Evolution does this sort of thing all the time, altering species in directions quite different from any human notion of "progress." The plant kingdom has hundreds of examples, and none quite as spectacular as the story of Lepidodendron and Isoetes.
|Artist's reconstruction of Lepidodendron.|
This one was as tall as a 9-story building.
300 million years ago, though, the scale trees went extinct. The Carboniferous ended in a planetary cold snap that brought glaciers creeping down from the poles; practically overnight, the rainforests collapsed. Giant lycopsids all but vanished, and tree ferns took their place in the cold new forests.
|A clump of Isoetes tegetiformans with a U.S. penny for scale.|
Not much to look at unless you know what to look for.
These pointy little proto-ferns look about as much like the great Lepidodendron as a chicken resembles Tyrannosaurus. Just like the chicken, though, there are similarities: the structure of their veins, their different male and female spores, and the history traced in their genes. It's all there, if you can find the right way to see. Inside every quillwort is the shadow of an ancient rainforest.
- Heimans, Eli. "Stigmaria [Lepidodendron] reconstruction." Retrieved 20 Feb 2016 from Wikimedia Commons: <https://en.wikipedia.org/wiki/File:Stigmaria_Heimans.jpg>

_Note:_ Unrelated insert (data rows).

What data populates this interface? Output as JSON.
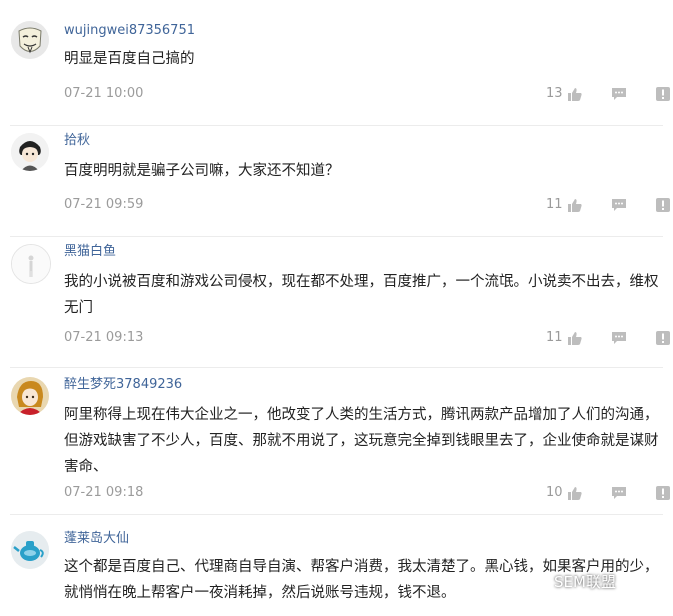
{
  "comments": [
    {
      "username": "wujingwei87356751",
      "text": "明显是百度自己搞的",
      "time": "07-21 10:00",
      "likes": "13",
      "avatar_icon": "mask-avatar-icon"
    },
    {
      "username": "拾秋",
      "text": "百度明明就是骗子公司嘛，大家还不知道？",
      "time": "07-21 09:59",
      "likes": "11",
      "avatar_icon": "cartoon-avatar-icon"
    },
    {
      "username": "黑猫白鱼",
      "text": "我的小说被百度和游戏公司侵权，现在都不处理，百度推广，一个流氓。小说卖不出去，维权无门",
      "time": "07-21 09:13",
      "likes": "11",
      "avatar_icon": "figure-avatar-icon"
    },
    {
      "username": "醉生梦死37849236",
      "text": "阿里称得上现在伟大企业之一，他改变了人类的生活方式，腾讯两款产品增加了人们的沟通，但游戏缺害了不少人，百度、那就不用说了，这玩意完全掉到钱眼里去了，企业使命就是谋财害命、",
      "time": "07-21 09:18",
      "likes": "10",
      "avatar_icon": "anime-avatar-icon"
    },
    {
      "username": "蓬莱岛大仙",
      "text": "这个都是百度自己、代理商自导自演、帮客户消费，我太清楚了。黑心钱，如果客户用的少，就悄悄在晚上帮客户一夜消耗掉，然后说账号违规，钱不退。",
      "time": "",
      "likes": "",
      "avatar_icon": "teapot-avatar-icon"
    }
  ],
  "watermark": {
    "text": "SEM联盟",
    "icon": "wechat-logo-icon"
  },
  "colors": {
    "username": "#406599",
    "meta": "#9b9b9b",
    "text": "#222222",
    "icon": "#bdbdbd"
  }
}
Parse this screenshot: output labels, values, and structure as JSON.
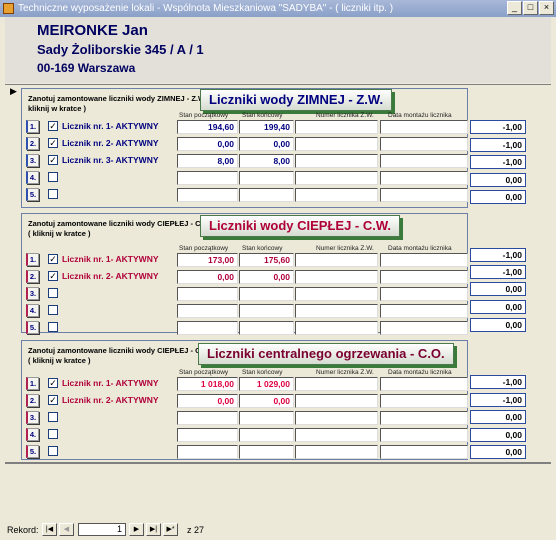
{
  "window": {
    "title": "Techniczne wyposażenie lokali - Wspólnota Mieszkaniowa \"SADYBA\" -  ( liczniki itp. )",
    "buttons": [
      "_",
      "□",
      "×"
    ]
  },
  "owner": {
    "name": "MEIRONKE Jan",
    "address": "Sady Żoliborskie 345 /  A /  1",
    "city": "00-169 Warszawa"
  },
  "record_marker": "▶",
  "columns": {
    "start": "Stan początkowy",
    "end": "Stan końcowy",
    "meter": "Numer licznika Z.W.",
    "date": "Data montażu licznika"
  },
  "sections": [
    {
      "label": "Zanotuj zamontowane liczniki wody ZIMNEJ - Z.W. -( kliknij w kratce )",
      "banner": "Liczniki wody ZIMNEJ  - Z.W.",
      "banner_color": "#000080",
      "rows": [
        {
          "num": "1.",
          "checked": true,
          "label": "Licznik nr. 1- AKTYWNY",
          "start": "194,60",
          "end": "199,40",
          "side": "-1,00"
        },
        {
          "num": "2.",
          "checked": true,
          "label": "Licznik nr. 2- AKTYWNY",
          "start": "0,00",
          "end": "0,00",
          "side": "-1,00"
        },
        {
          "num": "3.",
          "checked": true,
          "label": "Licznik nr. 3- AKTYWNY",
          "start": "8,00",
          "end": "8,00",
          "side": "-1,00"
        },
        {
          "num": "4.",
          "checked": false,
          "label": "",
          "start": "",
          "end": "",
          "side": "0,00"
        },
        {
          "num": "5.",
          "checked": false,
          "label": "",
          "start": "",
          "end": "",
          "side": "0,00"
        }
      ]
    },
    {
      "label": "Zanotuj zamontowane liczniki wody CIEPŁEJ - C.W. -( kliknij w kratce )",
      "banner": "Liczniki wody CIEPŁEJ  - C.W.",
      "banner_color": "#b0003a",
      "rows": [
        {
          "num": "1.",
          "checked": true,
          "label": "Licznik nr. 1- AKTYWNY",
          "start": "173,00",
          "end": "175,60",
          "side": "-1,00"
        },
        {
          "num": "2.",
          "checked": true,
          "label": "Licznik nr. 2- AKTYWNY",
          "start": "0,00",
          "end": "0,00",
          "side": "-1,00"
        },
        {
          "num": "3.",
          "checked": false,
          "label": "",
          "start": "",
          "end": "",
          "side": "0,00"
        },
        {
          "num": "4.",
          "checked": false,
          "label": "",
          "start": "",
          "end": "",
          "side": "0,00"
        },
        {
          "num": "5.",
          "checked": false,
          "label": "",
          "start": "",
          "end": "",
          "side": "0,00"
        }
      ]
    },
    {
      "label": "Zanotuj zamontowane liczniki wody CIEPŁEJ - C.W. -( kliknij w kratce )",
      "banner": "Liczniki centralnego ogrzewania - C.O.",
      "banner_color": "#7a0030",
      "rows": [
        {
          "num": "1.",
          "checked": true,
          "label": "Licznik nr. 1- AKTYWNY",
          "start": "1 018,00",
          "end": "1 029,00",
          "side": "-1,00"
        },
        {
          "num": "2.",
          "checked": true,
          "label": "Licznik nr. 2- AKTYWNY",
          "start": "0,00",
          "end": "0,00",
          "side": "-1,00"
        },
        {
          "num": "3.",
          "checked": false,
          "label": "",
          "start": "",
          "end": "",
          "side": "0,00"
        },
        {
          "num": "4.",
          "checked": false,
          "label": "",
          "start": "",
          "end": "",
          "side": "0,00"
        },
        {
          "num": "5.",
          "checked": false,
          "label": "",
          "start": "",
          "end": "",
          "side": "0,00"
        }
      ]
    }
  ],
  "navigation": {
    "label": "Rekord:",
    "current": "1",
    "total": "z 27",
    "buttons": [
      "|◀",
      "◀",
      "▶",
      "▶|",
      "▶*"
    ]
  },
  "colors": {
    "zimnej_text": "#000080",
    "ciepla_text": "#b0003a",
    "co_text": "#b0003a",
    "co_text_light": "#e00040"
  }
}
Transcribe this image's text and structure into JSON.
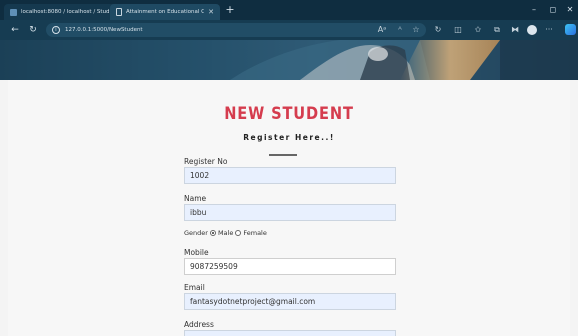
{
  "browser": {
    "tabs": [
      {
        "label": "localhost:8080 / localhost / Stud",
        "active": true
      },
      {
        "label": "Attainment on Educational Cat...",
        "active": false
      }
    ],
    "url": "127.0.0.1:5000/NewStudent"
  },
  "page": {
    "title": "NEW STUDENT",
    "subtitle": "Register Here..!"
  },
  "form": {
    "register_no": {
      "label": "Register No",
      "value": "1002"
    },
    "name": {
      "label": "Name",
      "value": "ibbu"
    },
    "gender": {
      "label": "Gender",
      "options": [
        "Male",
        "Female"
      ],
      "selected": "Male"
    },
    "mobile": {
      "label": "Mobile",
      "value": "9087259509"
    },
    "email": {
      "label": "Email",
      "value": "fantasydotnetproject@gmail.com"
    },
    "address": {
      "label": "Address",
      "value": ""
    }
  },
  "colors": {
    "title": "#d53c4e",
    "autofill": "#e8f0fe",
    "tabstrip": "#0f2d40"
  }
}
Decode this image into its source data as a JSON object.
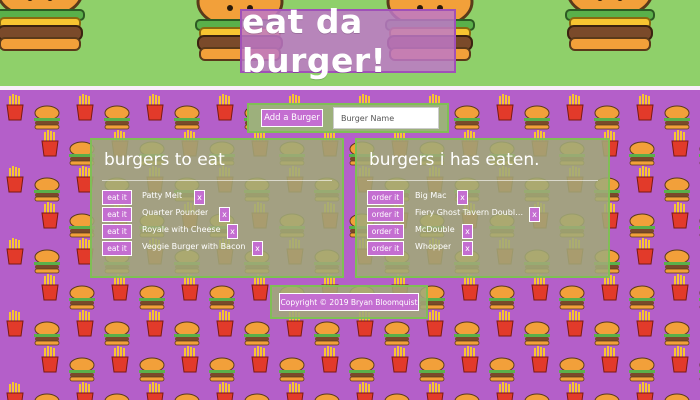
{
  "header": {
    "title": "eat da burger!"
  },
  "form": {
    "add_label": "Add a Burger",
    "input_placeholder": "Burger Name",
    "input_value": ""
  },
  "to_eat": {
    "title": "burgers to eat",
    "action_label": "eat it",
    "delete_label": "x",
    "items": [
      {
        "name": "Patty Melt"
      },
      {
        "name": "Quarter Pounder"
      },
      {
        "name": "Royale with Cheese"
      },
      {
        "name": "Veggie Burger with Bacon"
      }
    ]
  },
  "eaten": {
    "title": "burgers i has eaten.",
    "action_label": "order it",
    "delete_label": "x",
    "items": [
      {
        "name": "Big Mac"
      },
      {
        "name": "Fiery Ghost Tavern Double ..."
      },
      {
        "name": "McDouble"
      },
      {
        "name": "Whopper"
      }
    ]
  },
  "footer": {
    "copyright": "Copyright © 2019 Bryan Bloomquist"
  },
  "colors": {
    "header_bg": "#8fd06a",
    "page_bg": "#b45fc9",
    "button_bg": "#c46ed1",
    "panel_border": "#7fbf55"
  }
}
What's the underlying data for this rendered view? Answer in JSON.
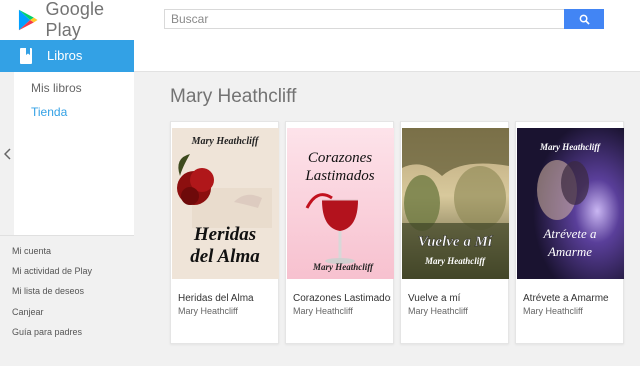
{
  "header": {
    "logo_text": "Google Play",
    "search_placeholder": "Buscar",
    "search_icon": "search-icon"
  },
  "category": {
    "label": "Libros",
    "icon": "book-icon"
  },
  "sidebar": {
    "links": [
      {
        "label": "Mis libros"
      },
      {
        "label": "Tienda",
        "active": true
      }
    ],
    "bottom_items": [
      {
        "label": "Mi cuenta"
      },
      {
        "label": "Mi actividad de Play"
      },
      {
        "label": "Mi lista de deseos"
      },
      {
        "label": "Canjear"
      },
      {
        "label": "Guía para padres"
      }
    ]
  },
  "main": {
    "title": "Mary Heathcliff",
    "books": [
      {
        "title": "Heridas del Alma",
        "author": "Mary Heathcliff",
        "cover_title_lines": [
          "Heridas",
          "del Alma"
        ],
        "cover_author": "Mary Heathcliff"
      },
      {
        "title": "Corazones Lastimados",
        "author": "Mary Heathcliff",
        "cover_title_lines": [
          "Corazones",
          "Lastimados"
        ],
        "cover_author": "Mary Heathcliff"
      },
      {
        "title": "Vuelve a mí",
        "author": "Mary Heathcliff",
        "cover_title_lines": [
          "Vuelve a Mí"
        ],
        "cover_author": "Mary Heathcliff"
      },
      {
        "title": "Atrévete a Amarme",
        "author": "Mary Heathcliff",
        "cover_title_lines": [
          "Atrévete a",
          "Amarme"
        ],
        "cover_author": "Mary Heathcliff"
      }
    ]
  },
  "colors": {
    "accent": "#33a1e5",
    "search_button": "#4285f4",
    "background": "#f1f1f1"
  }
}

- US Fish and Wildlife Service. "Isoetes tegetiformans, on granite outcrop in eastern half of Georgia Piedmont." Retrieved 20 Feb 2016 from Wikimedia Commons: <https://commons.wikimedia.org/wiki/File:Isoetes_tegetiformans.jpg>